Meteor showers have been observed by civilizations dating back to ancient times when they were often attributed to the anger of the gods.
As late as the 17th century, meteors were still believed to be "thunderstones" that were produced by violent nighttime thunderstorms.
Today, thanks to pioneering astronomers such as Edmond Halley, we now know the true origins of the extraterrestrial specks. They are the dust left behind by passing comets, meteorites and asteroids -- traveling at speeds of up to 160,000 m.p.h. across the night sky.
By tradition, meteor showers were named after the nearest bright star in the night sky from which they appear to originate. Therefore, the Leo constellation lends its name to the annual Leonid
meteor shower; the constellation Gemini to the Geminids; the constellation Orion to the Orionids; and Perseus to the annual Perseid meteor shower.

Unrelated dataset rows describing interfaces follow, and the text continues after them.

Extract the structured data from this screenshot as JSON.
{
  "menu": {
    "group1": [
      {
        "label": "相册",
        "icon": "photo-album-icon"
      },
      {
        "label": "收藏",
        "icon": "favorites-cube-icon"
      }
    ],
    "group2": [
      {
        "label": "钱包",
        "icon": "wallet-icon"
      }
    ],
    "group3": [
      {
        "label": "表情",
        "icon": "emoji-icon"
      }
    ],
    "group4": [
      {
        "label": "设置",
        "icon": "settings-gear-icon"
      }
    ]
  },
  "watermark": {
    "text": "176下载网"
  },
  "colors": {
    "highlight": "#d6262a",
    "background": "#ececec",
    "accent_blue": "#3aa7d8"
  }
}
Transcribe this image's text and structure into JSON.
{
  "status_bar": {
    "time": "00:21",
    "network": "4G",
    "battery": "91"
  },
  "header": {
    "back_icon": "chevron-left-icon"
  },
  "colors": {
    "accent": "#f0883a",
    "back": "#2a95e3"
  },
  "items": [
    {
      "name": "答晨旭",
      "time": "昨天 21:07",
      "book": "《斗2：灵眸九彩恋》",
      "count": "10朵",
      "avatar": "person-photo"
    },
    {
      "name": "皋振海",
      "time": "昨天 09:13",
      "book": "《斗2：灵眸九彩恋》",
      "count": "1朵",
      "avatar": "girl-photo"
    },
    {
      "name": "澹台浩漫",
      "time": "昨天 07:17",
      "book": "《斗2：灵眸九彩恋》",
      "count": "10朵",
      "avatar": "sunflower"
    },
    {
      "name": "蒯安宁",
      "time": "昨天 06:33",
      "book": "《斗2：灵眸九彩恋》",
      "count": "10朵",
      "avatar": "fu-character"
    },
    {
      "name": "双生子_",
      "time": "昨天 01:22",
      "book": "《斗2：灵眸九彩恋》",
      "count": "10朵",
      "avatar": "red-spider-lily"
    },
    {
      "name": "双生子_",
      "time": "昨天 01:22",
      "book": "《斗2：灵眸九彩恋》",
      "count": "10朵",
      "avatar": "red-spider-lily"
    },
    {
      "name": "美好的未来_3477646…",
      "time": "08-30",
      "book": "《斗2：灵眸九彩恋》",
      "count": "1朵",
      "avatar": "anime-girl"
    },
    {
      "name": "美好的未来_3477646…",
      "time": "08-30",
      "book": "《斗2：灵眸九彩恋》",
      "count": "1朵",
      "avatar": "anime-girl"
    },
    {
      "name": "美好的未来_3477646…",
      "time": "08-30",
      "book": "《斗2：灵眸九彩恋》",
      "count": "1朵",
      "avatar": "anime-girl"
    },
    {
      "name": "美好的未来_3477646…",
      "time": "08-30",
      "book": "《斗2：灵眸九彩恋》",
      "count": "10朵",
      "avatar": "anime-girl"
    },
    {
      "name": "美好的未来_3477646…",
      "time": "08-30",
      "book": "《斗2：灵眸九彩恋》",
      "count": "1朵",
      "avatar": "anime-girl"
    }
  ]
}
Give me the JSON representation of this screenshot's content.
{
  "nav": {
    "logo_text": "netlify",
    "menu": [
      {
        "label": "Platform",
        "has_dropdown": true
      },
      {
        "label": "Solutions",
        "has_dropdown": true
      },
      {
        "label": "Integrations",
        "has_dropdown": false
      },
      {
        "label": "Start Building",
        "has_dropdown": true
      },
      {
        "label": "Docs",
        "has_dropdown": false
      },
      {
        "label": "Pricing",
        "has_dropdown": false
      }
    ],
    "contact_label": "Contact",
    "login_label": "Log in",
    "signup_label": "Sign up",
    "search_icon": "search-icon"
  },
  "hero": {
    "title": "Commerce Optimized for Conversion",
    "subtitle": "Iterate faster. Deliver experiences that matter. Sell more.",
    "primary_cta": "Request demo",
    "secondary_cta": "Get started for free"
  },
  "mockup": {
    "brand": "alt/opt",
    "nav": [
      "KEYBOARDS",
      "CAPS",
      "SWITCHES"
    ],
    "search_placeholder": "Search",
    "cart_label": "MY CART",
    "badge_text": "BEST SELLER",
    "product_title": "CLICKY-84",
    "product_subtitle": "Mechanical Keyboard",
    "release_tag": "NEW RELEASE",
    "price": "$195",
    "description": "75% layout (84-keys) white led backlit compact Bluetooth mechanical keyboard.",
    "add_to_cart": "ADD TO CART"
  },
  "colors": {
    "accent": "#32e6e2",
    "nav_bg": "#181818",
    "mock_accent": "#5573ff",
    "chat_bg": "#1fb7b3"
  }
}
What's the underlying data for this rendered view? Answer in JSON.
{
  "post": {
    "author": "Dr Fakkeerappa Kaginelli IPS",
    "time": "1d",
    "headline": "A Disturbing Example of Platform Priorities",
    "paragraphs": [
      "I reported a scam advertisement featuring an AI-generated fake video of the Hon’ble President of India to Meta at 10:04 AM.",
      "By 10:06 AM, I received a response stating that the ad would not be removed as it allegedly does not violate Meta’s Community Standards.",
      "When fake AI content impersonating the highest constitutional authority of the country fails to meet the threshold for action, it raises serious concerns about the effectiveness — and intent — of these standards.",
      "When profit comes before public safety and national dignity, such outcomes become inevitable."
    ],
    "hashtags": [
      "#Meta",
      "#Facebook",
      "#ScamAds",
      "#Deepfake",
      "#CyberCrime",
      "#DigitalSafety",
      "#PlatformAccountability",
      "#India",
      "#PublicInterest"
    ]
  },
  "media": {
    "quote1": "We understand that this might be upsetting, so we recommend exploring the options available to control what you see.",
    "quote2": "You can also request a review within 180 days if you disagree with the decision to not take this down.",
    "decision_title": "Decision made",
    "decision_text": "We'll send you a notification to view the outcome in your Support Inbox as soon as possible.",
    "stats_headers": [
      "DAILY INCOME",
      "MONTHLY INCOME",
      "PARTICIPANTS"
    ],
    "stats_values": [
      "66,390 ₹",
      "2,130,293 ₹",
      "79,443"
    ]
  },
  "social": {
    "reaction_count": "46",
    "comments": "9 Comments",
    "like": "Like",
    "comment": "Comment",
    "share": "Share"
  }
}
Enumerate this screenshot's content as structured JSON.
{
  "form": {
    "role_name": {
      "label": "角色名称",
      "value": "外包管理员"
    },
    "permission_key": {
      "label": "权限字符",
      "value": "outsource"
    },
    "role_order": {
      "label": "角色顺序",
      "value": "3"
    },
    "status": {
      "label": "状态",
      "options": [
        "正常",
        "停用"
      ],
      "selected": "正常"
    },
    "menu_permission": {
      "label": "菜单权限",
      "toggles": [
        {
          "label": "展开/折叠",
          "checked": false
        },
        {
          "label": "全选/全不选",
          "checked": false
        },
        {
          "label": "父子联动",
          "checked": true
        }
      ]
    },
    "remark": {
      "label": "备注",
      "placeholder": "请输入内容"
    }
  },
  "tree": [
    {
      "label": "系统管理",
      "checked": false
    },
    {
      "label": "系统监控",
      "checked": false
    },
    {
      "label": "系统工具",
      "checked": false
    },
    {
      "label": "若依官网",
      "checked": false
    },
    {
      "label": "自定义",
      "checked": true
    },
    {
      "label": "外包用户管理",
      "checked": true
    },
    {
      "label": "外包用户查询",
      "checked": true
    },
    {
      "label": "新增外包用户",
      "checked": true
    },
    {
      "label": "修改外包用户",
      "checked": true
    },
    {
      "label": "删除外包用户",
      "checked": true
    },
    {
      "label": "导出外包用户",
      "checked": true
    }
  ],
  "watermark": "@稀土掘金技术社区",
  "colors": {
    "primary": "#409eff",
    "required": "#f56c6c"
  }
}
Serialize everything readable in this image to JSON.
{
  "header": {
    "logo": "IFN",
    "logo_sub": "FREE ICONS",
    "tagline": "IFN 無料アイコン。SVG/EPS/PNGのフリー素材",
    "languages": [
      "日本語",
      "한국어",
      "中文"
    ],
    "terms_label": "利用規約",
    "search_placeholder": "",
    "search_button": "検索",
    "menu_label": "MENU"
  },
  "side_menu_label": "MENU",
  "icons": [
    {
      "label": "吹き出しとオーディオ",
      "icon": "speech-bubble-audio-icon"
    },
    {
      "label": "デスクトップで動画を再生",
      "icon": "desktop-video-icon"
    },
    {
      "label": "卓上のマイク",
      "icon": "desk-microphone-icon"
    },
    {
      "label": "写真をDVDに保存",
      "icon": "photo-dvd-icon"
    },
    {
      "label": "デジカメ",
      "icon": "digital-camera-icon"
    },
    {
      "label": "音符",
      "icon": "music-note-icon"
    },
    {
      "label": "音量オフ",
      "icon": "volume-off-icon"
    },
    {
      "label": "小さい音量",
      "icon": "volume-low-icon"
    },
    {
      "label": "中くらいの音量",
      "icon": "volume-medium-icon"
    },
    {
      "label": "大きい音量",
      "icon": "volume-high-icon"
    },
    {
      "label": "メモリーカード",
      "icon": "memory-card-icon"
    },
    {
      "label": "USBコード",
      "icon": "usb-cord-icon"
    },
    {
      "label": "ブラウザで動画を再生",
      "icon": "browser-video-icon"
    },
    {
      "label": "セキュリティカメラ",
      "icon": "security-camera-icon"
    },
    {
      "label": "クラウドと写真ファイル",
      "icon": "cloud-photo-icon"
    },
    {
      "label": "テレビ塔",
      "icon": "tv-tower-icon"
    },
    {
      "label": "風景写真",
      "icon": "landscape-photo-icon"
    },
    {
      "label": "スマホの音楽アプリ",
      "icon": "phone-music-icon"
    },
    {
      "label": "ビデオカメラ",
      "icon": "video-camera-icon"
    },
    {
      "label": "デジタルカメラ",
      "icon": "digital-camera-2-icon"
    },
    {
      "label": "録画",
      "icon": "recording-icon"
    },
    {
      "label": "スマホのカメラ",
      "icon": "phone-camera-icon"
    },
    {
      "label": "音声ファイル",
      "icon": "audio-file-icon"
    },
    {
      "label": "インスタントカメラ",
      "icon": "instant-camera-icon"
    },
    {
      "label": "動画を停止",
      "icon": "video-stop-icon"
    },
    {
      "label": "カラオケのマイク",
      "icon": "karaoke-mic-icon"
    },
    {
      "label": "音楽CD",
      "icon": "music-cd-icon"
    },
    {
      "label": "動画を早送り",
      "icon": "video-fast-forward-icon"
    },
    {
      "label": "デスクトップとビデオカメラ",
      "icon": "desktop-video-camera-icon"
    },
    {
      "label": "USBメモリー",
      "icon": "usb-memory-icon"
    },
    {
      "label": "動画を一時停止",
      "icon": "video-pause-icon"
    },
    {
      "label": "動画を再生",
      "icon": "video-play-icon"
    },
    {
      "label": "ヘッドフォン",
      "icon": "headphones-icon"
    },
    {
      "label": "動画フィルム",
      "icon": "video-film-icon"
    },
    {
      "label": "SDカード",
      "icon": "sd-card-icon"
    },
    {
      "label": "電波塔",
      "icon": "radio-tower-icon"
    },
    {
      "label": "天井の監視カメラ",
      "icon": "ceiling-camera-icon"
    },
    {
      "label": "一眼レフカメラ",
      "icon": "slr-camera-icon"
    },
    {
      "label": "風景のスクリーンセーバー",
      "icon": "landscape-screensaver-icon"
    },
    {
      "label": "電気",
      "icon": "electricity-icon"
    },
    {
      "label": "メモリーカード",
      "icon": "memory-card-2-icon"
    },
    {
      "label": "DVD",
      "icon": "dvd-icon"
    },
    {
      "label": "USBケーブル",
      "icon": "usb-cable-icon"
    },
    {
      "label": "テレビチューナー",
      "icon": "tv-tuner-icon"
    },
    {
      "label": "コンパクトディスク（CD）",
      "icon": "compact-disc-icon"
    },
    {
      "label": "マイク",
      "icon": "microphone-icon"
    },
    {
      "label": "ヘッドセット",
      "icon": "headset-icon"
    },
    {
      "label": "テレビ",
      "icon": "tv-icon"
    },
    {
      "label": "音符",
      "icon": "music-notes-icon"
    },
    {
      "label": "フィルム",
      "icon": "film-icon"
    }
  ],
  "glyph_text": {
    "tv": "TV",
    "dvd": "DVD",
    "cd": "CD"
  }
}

In the modern age, we now know that every meteor shower can be traced back to a specific celestial event. The actual source of the Leonid meteor shower, for example, is debris from the comet Tempel-Tuttle. from which sand-sized specks continue to enter the earth's atmosphere each November. The more dramatic Orionids are actually bits of debris left over from Halley's Comet.
Best viewing tips
The most famous meteor
showers are notably regular in their
timing, with peak viewing times usually limited to a "one night only" spectacular -- like the first major meteor shower of the year, the January Quadrantids.
However, some meteor showers can potentially be visible for days depending on weather and location.
The best time to view meteor showers are from midnight to the predawn hours when the sky is at its darkest, and the contrast greatest between the night sky and the streaks of light swiftly passing by.
The less light visible,
the more brilliant the meteor shower will appear, and a prime location out in the suburbs or countryside is always preferable to urban areas where bright city lights will impair viewing.
viewable to the naked eye, annual meteor showers may be
in any year partially obstructed by the moon, clouds or night
mist, so amateur astronomers might want to carry along a pair
of binoculars just in case.
on clear nights, some type of viewing aid may come in handy for catching sight
of even the faintest of falling stars, aptly named "telescopic"
meteors. On super clear nights, forget the telescope and simply
meteors, a digital camera mounted on a tripod helps to
steady the images that swiftly move across the sky. A quick trigger
finger also helps, but even random clicks during the height of
viewing "prime-time" will guarantee that you'll
Be sure to have the camera focused on infinity
and, if your camera permits, leave the shutter open for several
minutes for the most spectacular photographic effects.
Meteor shower- Wikipedia entry on meteors and their origins with information on historical and technical details on predicting their occurrence, overviews of famous and notable meteor showers with related photos, references and resources.
Meteor Showers Online - A complete look at the celestial phenomenon with historical facts and the science behind it, with practical tips on best viewing techniques, educational resources, and related links.
About Meteors - Brief but informative overview of common terms
that help identify various sizes and types of meteors.